(Element data from apps and pages)
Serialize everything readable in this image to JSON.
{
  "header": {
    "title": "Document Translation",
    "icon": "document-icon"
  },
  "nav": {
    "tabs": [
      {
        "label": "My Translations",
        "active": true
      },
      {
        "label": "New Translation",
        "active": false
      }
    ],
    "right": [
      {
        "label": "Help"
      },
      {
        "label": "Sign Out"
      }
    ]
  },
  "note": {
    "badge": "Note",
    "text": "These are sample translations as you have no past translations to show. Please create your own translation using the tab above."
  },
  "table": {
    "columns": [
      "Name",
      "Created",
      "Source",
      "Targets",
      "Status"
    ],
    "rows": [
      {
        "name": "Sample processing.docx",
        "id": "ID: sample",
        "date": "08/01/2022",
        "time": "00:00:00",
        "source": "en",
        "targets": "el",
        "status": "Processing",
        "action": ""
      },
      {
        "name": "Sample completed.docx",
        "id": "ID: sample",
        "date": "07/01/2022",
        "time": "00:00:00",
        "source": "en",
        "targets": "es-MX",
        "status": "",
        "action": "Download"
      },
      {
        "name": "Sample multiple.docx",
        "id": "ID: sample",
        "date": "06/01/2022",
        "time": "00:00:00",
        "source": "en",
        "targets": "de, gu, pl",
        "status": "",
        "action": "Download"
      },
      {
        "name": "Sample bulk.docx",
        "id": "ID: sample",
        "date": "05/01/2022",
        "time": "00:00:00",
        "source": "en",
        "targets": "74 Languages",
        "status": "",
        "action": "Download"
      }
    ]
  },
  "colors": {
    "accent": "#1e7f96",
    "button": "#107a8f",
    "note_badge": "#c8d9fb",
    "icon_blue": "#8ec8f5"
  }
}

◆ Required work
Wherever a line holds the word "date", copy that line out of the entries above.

◆ Solution to this exercise
        "date": "08/01/2022",
        "date": "07/01/2022",
        "date": "06/01/2022",
        "date": "05/01/2022",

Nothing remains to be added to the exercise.